◆ Exercise aim ◆
The answer must be every entry, given again word for word.

====

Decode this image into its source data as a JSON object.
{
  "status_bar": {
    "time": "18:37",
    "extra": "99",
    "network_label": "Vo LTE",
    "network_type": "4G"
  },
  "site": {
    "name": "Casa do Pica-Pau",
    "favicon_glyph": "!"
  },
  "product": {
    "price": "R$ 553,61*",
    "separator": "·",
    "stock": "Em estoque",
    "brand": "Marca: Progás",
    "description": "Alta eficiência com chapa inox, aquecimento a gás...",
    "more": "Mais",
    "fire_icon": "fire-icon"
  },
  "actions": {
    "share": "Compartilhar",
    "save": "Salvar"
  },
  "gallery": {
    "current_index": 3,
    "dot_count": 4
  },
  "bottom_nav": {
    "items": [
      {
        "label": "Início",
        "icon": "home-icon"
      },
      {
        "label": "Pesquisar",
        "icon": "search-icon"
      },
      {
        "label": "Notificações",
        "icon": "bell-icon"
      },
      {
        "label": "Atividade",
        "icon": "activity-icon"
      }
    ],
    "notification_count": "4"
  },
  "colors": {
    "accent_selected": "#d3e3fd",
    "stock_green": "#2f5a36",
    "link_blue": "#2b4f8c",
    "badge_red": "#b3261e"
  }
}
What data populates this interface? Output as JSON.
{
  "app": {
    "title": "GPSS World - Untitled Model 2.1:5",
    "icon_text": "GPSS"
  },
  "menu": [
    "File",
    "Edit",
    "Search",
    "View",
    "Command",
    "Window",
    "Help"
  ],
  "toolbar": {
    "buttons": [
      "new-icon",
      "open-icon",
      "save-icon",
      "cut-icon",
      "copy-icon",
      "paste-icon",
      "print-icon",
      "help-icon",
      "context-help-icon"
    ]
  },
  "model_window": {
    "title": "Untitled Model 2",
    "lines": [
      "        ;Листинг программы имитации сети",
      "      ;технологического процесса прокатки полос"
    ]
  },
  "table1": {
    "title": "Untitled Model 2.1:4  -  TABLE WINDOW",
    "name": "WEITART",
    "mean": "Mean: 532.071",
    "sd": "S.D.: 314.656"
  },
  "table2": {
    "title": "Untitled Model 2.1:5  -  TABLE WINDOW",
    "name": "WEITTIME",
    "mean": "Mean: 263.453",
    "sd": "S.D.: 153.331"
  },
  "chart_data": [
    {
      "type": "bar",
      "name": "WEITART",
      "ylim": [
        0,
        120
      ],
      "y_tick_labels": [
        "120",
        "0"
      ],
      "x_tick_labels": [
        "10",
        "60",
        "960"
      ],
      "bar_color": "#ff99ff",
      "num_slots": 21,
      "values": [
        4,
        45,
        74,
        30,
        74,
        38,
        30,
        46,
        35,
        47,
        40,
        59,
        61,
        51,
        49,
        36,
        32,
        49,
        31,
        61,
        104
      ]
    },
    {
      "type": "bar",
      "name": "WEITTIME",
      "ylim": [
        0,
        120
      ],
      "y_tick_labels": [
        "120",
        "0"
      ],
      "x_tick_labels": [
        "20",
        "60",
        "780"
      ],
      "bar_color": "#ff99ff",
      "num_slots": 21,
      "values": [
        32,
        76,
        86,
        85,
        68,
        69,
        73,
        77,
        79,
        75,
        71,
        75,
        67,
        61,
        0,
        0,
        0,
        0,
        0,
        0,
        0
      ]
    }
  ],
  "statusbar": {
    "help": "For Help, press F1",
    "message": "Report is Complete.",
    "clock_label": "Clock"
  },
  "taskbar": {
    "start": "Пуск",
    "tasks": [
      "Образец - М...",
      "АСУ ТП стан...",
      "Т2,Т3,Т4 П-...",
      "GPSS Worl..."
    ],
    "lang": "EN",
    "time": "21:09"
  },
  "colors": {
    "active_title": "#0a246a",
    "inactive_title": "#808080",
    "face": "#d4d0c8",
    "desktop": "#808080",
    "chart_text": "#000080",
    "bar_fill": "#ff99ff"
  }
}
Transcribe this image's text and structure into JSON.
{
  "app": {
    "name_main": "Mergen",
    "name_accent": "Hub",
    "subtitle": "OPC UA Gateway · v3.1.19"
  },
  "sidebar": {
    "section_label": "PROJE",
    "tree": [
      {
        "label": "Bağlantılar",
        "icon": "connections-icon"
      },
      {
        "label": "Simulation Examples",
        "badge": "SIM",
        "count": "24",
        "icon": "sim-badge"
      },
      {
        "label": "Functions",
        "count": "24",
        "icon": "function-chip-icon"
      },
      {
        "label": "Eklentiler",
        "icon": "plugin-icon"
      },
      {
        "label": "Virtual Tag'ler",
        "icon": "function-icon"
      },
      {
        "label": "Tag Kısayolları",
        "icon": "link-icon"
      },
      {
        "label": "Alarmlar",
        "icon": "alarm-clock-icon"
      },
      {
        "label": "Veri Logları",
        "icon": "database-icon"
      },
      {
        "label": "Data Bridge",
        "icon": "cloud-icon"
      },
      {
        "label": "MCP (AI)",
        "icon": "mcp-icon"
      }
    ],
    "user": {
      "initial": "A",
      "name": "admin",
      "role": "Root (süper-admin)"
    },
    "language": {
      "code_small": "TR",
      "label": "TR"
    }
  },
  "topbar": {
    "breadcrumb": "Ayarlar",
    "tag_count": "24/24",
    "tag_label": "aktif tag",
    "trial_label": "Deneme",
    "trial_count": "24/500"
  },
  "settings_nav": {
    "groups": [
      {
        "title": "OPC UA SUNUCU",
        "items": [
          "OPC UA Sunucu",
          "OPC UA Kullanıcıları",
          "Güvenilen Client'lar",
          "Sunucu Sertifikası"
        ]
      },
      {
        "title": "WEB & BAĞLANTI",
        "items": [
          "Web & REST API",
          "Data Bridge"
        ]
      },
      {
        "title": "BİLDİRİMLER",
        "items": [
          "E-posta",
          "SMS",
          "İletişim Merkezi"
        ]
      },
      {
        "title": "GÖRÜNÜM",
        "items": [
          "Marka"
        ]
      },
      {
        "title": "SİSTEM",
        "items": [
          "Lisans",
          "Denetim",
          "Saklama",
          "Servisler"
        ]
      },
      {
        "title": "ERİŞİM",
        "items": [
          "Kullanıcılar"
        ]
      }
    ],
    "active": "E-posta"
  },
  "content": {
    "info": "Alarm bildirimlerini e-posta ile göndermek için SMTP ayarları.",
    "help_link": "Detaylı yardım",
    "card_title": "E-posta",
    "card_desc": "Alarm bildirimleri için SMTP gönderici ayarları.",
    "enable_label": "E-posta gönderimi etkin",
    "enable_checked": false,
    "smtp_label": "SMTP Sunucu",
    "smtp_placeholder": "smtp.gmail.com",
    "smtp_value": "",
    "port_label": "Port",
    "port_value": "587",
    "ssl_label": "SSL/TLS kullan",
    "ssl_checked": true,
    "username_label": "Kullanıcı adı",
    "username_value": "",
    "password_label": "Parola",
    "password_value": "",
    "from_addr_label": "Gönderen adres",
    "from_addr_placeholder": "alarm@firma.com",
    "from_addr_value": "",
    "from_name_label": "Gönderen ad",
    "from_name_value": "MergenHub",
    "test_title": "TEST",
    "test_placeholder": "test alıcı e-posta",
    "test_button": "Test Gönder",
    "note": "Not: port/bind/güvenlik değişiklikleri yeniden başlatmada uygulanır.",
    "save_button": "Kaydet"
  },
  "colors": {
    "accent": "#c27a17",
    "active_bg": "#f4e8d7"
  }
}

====

◆ Solved exercise ◆
Decode this image into its source data as a JSON object.
{
  "status_bar": {
    "time": "18:37",
    "extra": "99",
    "network_label": "Vo LTE",
    "network_type": "4G"
  },
  "site": {
    "name": "Casa do Pica-Pau",
    "favicon_glyph": "!"
  },
  "product": {
    "price": "R$ 553,61*",
    "separator": "·",
    "stock": "Em estoque",
    "brand": "Marca: Progás",
    "description": "Alta eficiência com chapa inox, aquecimento a gás...",
    "more": "Mais",
    "fire_icon": "fire-icon"
  },
  "actions": {
    "share": "Compartilhar",
    "save": "Salvar"
  },
  "gallery": {
    "current_index": 3,
    "dot_count": 4
  },
  "bottom_nav": {
    "items": [
      {
        "label": "Início",
        "icon": "home-icon"
      },
      {
        "label": "Pesquisar",
        "icon": "search-icon"
      },
      {
        "label": "Notificações",
        "icon": "bell-icon"
      },
      {
        "label": "Atividade",
        "icon": "activity-icon"
      }
    ],
    "notification_count": "4"
  },
  "colors": {
    "accent_selected": "#d3e3fd",
    "stock_green": "#2f5a36",
    "link_blue": "#2b4f8c",
    "badge_red": "#b3261e"
  }
}
What data populates this interface? Output as JSON.
{
  "app": {
    "title": "GPSS World - Untitled Model 2.1:5",
    "icon_text": "GPSS"
  },
  "menu": [
    "File",
    "Edit",
    "Search",
    "View",
    "Command",
    "Window",
    "Help"
  ],
  "toolbar": {
    "buttons": [
      "new-icon",
      "open-icon",
      "save-icon",
      "cut-icon",
      "copy-icon",
      "paste-icon",
      "print-icon",
      "help-icon",
      "context-help-icon"
    ]
  },
  "model_window": {
    "title": "Untitled Model 2",
    "lines": [
      "        ;Листинг программы имитации сети",
      "      ;технологического процесса прокатки полос"
    ]
  },
  "table1": {
    "title": "Untitled Model 2.1:4  -  TABLE WINDOW",
    "name": "WEITART",
    "mean": "Mean: 532.071",
    "sd": "S.D.: 314.656"
  },
  "table2": {
    "title": "Untitled Model 2.1:5  -  TABLE WINDOW",
    "name": "WEITTIME",
    "mean": "Mean: 263.453",
    "sd": "S.D.: 153.331"
  },
  "chart_data": [
    {
      "type": "bar",
      "name": "WEITART",
      "ylim": [
        0,
        120
      ],
      "y_tick_labels": [
        "120",
        "0"
      ],
      "x_tick_labels": [
        "10",
        "60",
        "960"
      ],
      "bar_color": "#ff99ff",
      "num_slots": 21,
      "values": [
        4,
        45,
        74,
        30,
        74,
        38,
        30,
        46,
        35,
        47,
        40,
        59,
        61,
        51,
        49,
        36,
        32,
        49,
        31,
        61,
        104
      ]
    },
    {
      "type": "bar",
      "name": "WEITTIME",
      "ylim": [
        0,
        120
      ],
      "y_tick_labels": [
        "120",
        "0"
      ],
      "x_tick_labels": [
        "20",
        "60",
        "780"
      ],
      "bar_color": "#ff99ff",
      "num_slots": 21,
      "values": [
        32,
        76,
        86,
        85,
        68,
        69,
        73,
        77,
        79,
        75,
        71,
        75,
        67,
        61,
        0,
        0,
        0,
        0,
        0,
        0,
        0
      ]
    }
  ],
  "statusbar": {
    "help": "For Help, press F1",
    "message": "Report is Complete.",
    "clock_label": "Clock"
  },
  "taskbar": {
    "start": "Пуск",
    "tasks": [
      "Образец - М...",
      "АСУ ТП стан...",
      "Т2,Т3,Т4 П-...",
      "GPSS Worl..."
    ],
    "lang": "EN",
    "time": "21:09"
  },
  "colors": {
    "active_title": "#0a246a",
    "inactive_title": "#808080",
    "face": "#d4d0c8",
    "desktop": "#808080",
    "chart_text": "#000080",
    "bar_fill": "#ff99ff"
  }
}
Transcribe this image's text and structure into JSON.
{
  "app": {
    "name_main": "Mergen",
    "name_accent": "Hub",
    "subtitle": "OPC UA Gateway · v3.1.19"
  },
  "sidebar": {
    "section_label": "PROJE",
    "tree": [
      {
        "label": "Bağlantılar",
        "icon": "connections-icon"
      },
      {
        "label": "Simulation Examples",
        "badge": "SIM",
        "count": "24",
        "icon": "sim-badge"
      },
      {
        "label": "Functions",
        "count": "24",
        "icon": "function-chip-icon"
      },
      {
        "label": "Eklentiler",
        "icon": "plugin-icon"
      },
      {
        "label": "Virtual Tag'ler",
        "icon": "function-icon"
      },
      {
        "label": "Tag Kısayolları",
        "icon": "link-icon"
      },
      {
        "label": "Alarmlar",
        "icon": "alarm-clock-icon"
      },
      {
        "label": "Veri Logları",
        "icon": "database-icon"
      },
      {
        "label": "Data Bridge",
        "icon": "cloud-icon"
      },
      {
        "label": "MCP (AI)",
        "icon": "mcp-icon"
      }
    ],
    "user": {
      "initial": "A",
      "name": "admin",
      "role": "Root (süper-admin)"
    },
    "language": {
      "code_small": "TR",
      "label": "TR"
    }
  },
  "topbar": {
    "breadcrumb": "Ayarlar",
    "tag_count": "24/24",
    "tag_label": "aktif tag",
    "trial_label": "Deneme",
    "trial_count": "24/500"
  },
  "settings_nav": {
    "groups": [
      {
        "title": "OPC UA SUNUCU",
        "items": [
          "OPC UA Sunucu",
          "OPC UA Kullanıcıları",
          "Güvenilen Client'lar",
          "Sunucu Sertifikası"
        ]
      },
      {
        "title": "WEB & BAĞLANTI",
        "items": [
          "Web & REST API",
          "Data Bridge"
        ]
      },
      {
        "title": "BİLDİRİMLER",
        "items": [
          "E-posta",
          "SMS",
          "İletişim Merkezi"
        ]
      },
      {
        "title": "GÖRÜNÜM",
        "items": [
          "Marka"
        ]
      },
      {
        "title": "SİSTEM",
        "items": [
          "Lisans",
          "Denetim",
          "Saklama",
          "Servisler"
        ]
      },
      {
        "title": "ERİŞİM",
        "items": [
          "Kullanıcılar"
        ]
      }
    ],
    "active": "E-posta"
  },
  "content": {
    "info": "Alarm bildirimlerini e-posta ile göndermek için SMTP ayarları.",
    "help_link": "Detaylı yardım",
    "card_title": "E-posta",
    "card_desc": "Alarm bildirimleri için SMTP gönderici ayarları.",
    "enable_label": "E-posta gönderimi etkin",
    "enable_checked": false,
    "smtp_label": "SMTP Sunucu",
    "smtp_placeholder": "smtp.gmail.com",
    "smtp_value": "",
    "port_label": "Port",
    "port_value": "587",
    "ssl_label": "SSL/TLS kullan",
    "ssl_checked": true,
    "username_label": "Kullanıcı adı",
    "username_value": "",
    "password_label": "Parola",
    "password_value": "",
    "from_addr_label": "Gönderen adres",
    "from_addr_placeholder": "alarm@firma.com",
    "from_addr_value": "",
    "from_name_label": "Gönderen ad",
    "from_name_value": "MergenHub",
    "test_title": "TEST",
    "test_placeholder": "test alıcı e-posta",
    "test_button": "Test Gönder",
    "note": "Not: port/bind/güvenlik değişiklikleri yeniden başlatmada uygulanır.",
    "save_button": "Kaydet"
  },
  "colors": {
    "accent": "#c27a17",
    "active_bg": "#f4e8d7"
  }
}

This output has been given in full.